(Saved entries)

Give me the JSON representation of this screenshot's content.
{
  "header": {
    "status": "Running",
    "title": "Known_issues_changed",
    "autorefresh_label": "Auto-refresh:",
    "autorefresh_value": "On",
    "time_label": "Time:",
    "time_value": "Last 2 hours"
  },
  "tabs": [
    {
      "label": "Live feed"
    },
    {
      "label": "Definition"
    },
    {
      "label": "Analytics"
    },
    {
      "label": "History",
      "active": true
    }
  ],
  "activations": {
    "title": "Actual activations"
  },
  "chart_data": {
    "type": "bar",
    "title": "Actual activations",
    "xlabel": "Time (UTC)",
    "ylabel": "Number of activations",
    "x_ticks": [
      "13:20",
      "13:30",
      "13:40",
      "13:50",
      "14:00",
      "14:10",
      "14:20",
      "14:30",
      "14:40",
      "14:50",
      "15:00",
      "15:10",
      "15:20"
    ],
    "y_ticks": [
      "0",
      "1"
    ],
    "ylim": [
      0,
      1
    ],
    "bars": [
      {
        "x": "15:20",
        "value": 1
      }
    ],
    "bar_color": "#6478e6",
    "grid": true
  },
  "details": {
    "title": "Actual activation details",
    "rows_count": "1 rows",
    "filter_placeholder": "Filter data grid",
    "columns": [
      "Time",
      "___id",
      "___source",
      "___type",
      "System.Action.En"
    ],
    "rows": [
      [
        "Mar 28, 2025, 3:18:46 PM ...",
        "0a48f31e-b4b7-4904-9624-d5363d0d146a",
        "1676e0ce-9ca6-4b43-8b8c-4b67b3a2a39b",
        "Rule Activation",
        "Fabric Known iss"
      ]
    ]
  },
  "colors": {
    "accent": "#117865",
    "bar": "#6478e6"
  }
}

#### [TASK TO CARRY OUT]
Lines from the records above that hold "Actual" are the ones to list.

#### [ANSWER TO THIS PROBLEM]
    "title": "Actual activations"
    "title": "Actual activations",
    "title": "Actual activation details",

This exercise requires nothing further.